*** Opening of ENTRIES SUPPLIED ***

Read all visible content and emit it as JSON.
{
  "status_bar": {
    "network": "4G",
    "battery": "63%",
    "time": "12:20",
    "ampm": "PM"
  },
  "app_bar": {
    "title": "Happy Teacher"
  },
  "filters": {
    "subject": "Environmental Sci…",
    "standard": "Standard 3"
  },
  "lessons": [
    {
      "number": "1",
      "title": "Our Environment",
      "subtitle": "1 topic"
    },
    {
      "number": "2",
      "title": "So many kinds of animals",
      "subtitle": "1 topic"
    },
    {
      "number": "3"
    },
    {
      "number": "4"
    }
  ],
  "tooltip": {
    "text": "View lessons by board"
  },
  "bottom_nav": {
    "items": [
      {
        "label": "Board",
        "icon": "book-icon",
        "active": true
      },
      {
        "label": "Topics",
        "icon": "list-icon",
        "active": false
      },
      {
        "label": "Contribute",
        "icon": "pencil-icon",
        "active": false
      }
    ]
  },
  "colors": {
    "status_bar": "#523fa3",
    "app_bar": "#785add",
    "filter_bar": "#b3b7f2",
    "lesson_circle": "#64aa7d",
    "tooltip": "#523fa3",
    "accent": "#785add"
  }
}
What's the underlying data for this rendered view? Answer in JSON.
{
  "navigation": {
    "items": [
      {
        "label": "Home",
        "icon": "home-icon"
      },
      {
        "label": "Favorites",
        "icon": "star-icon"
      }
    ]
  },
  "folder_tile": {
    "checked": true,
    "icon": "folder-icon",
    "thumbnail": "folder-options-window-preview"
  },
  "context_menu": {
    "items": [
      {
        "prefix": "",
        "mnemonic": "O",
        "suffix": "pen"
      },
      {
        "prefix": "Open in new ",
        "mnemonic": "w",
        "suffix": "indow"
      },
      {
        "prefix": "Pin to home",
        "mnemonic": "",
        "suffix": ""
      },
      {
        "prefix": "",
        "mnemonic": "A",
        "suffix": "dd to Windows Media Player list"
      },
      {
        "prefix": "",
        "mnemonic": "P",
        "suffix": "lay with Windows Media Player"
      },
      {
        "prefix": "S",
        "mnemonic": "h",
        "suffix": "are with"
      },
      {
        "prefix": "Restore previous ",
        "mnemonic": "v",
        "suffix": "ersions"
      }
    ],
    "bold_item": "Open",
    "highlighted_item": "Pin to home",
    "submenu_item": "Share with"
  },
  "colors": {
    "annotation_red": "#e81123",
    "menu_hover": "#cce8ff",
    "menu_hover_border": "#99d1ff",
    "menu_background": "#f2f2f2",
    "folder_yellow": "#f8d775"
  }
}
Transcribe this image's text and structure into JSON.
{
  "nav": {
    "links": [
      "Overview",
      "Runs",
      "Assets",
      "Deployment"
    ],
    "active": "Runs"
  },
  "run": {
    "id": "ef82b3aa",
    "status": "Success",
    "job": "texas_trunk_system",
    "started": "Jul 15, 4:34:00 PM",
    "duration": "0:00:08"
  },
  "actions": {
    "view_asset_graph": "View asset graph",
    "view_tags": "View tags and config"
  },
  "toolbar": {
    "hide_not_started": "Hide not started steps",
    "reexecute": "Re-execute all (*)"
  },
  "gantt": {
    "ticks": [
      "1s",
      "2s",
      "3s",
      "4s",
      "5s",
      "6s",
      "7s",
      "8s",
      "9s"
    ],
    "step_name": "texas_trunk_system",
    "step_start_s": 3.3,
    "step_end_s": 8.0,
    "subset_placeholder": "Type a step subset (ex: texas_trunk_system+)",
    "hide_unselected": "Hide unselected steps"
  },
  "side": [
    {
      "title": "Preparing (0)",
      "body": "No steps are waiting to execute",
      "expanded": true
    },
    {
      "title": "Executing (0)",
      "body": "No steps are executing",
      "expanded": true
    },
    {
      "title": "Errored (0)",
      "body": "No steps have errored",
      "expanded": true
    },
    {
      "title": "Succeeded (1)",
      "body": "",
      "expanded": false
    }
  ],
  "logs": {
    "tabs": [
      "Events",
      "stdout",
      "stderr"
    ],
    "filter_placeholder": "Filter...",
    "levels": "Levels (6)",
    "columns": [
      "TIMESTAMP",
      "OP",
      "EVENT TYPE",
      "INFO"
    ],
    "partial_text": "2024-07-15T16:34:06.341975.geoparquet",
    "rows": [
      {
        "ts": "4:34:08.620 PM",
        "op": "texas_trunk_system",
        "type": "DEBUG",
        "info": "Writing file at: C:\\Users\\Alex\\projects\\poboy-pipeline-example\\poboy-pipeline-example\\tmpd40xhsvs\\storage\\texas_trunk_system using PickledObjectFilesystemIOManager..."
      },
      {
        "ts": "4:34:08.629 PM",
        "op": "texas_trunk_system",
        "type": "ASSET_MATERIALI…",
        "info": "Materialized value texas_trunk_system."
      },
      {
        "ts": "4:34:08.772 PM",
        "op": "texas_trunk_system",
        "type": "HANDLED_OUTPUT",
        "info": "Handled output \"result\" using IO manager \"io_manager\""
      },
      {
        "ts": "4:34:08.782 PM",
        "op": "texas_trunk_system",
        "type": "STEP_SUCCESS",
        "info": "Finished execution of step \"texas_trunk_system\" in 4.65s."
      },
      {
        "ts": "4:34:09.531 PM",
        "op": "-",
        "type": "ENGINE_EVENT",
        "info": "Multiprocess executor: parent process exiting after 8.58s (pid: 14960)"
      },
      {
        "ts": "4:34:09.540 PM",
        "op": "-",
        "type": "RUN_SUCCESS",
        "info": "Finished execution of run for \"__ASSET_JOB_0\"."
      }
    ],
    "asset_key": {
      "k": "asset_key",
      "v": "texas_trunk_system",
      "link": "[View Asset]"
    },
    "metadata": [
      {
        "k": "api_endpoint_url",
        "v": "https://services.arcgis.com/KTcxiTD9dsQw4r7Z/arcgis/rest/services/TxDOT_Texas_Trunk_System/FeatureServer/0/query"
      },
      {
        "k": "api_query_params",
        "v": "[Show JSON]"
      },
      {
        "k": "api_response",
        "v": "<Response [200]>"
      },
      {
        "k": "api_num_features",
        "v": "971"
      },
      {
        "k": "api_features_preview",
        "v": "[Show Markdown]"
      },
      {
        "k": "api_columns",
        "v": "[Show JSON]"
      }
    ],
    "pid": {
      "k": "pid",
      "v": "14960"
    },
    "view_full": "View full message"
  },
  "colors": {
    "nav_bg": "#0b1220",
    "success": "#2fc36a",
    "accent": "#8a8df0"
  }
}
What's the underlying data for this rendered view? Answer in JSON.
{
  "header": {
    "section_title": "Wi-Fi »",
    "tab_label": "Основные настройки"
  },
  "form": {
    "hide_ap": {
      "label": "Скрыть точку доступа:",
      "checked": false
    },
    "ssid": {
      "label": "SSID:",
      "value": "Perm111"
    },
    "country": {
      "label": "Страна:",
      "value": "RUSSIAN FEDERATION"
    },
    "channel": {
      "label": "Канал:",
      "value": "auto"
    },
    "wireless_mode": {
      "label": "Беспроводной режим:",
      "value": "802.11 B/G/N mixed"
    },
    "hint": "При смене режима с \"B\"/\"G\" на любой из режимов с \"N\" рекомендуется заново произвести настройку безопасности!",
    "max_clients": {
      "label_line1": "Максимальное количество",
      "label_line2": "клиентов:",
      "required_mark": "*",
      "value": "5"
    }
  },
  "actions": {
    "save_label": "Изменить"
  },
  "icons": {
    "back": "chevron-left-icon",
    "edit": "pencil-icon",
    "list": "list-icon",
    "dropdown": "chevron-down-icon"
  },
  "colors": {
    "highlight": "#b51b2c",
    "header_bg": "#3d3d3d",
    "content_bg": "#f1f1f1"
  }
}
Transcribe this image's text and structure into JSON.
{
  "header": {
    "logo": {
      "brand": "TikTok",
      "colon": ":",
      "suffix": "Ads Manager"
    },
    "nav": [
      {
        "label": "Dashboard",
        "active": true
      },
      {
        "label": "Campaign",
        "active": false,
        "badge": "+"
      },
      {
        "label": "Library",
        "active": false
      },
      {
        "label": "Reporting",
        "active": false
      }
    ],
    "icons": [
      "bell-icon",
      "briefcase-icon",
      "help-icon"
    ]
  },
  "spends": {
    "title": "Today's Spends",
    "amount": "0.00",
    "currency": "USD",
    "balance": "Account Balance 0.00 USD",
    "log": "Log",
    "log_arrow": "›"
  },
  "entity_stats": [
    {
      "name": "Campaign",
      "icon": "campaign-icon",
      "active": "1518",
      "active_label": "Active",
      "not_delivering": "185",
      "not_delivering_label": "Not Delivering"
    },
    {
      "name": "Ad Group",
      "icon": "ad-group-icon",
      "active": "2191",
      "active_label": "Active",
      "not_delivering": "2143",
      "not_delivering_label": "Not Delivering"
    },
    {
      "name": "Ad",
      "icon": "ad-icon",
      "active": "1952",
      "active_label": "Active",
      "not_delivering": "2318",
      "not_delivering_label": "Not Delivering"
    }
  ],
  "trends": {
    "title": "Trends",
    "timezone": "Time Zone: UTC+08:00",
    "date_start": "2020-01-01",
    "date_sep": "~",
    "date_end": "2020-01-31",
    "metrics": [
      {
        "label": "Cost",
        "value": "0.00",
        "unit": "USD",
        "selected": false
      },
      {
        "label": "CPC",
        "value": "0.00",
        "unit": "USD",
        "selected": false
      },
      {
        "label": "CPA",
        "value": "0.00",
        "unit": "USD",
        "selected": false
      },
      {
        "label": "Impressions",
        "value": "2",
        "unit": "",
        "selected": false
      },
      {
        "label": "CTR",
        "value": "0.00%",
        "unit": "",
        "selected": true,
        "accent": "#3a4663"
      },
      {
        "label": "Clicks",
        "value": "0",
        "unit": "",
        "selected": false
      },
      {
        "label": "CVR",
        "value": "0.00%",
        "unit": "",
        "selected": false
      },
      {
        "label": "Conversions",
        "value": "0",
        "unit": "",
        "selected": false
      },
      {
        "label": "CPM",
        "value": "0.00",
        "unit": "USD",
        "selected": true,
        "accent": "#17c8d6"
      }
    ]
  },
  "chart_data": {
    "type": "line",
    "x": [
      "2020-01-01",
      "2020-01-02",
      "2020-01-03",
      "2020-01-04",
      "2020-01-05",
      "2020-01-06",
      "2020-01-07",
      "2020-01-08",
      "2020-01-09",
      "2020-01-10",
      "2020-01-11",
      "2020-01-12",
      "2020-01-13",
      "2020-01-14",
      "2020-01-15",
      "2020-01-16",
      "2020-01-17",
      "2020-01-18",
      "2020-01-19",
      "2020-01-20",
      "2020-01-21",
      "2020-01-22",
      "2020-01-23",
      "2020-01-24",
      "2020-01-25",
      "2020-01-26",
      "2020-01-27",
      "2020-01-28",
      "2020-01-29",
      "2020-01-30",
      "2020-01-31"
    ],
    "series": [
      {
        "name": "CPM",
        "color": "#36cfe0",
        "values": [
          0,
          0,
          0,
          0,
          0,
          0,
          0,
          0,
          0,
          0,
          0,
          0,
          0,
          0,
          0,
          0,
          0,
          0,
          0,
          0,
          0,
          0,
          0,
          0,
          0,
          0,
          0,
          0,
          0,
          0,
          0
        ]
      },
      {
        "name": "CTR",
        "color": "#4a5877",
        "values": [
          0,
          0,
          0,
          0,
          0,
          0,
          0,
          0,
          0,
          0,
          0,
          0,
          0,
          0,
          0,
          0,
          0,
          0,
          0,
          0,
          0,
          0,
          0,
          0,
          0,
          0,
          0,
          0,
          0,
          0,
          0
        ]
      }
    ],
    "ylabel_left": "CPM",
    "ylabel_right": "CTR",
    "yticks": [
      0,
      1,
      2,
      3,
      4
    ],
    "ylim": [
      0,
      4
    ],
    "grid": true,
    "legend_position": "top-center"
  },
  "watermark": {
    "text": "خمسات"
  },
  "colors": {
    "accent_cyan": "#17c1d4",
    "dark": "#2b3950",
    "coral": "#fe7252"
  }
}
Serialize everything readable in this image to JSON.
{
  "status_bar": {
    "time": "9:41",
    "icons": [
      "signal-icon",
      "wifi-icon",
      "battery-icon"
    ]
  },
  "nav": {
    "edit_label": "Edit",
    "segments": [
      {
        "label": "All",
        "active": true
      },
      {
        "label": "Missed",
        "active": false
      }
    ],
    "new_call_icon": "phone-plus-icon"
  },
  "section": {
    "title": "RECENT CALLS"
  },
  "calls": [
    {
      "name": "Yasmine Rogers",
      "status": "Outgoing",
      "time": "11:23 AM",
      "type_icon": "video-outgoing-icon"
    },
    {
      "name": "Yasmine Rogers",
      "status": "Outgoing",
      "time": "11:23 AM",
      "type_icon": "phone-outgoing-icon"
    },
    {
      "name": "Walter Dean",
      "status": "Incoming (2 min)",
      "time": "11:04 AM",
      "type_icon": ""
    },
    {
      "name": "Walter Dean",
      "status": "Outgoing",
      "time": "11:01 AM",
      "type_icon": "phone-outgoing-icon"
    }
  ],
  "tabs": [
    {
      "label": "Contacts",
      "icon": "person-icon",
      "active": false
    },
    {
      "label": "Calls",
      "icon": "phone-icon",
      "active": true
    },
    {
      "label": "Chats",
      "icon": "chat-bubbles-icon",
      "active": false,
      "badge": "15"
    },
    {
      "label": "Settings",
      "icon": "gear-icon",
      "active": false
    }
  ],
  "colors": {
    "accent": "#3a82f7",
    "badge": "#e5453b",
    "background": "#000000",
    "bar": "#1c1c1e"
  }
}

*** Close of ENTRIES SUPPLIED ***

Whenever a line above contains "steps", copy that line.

■ ANSWER TO THE EXERCISE:
    "hide_not_started": "Hide not started steps",
    "hide_unselected": "Hide unselected steps"
      "body": "No steps are waiting to execute",
      "body": "No steps are executing",
      "body": "No steps have errored",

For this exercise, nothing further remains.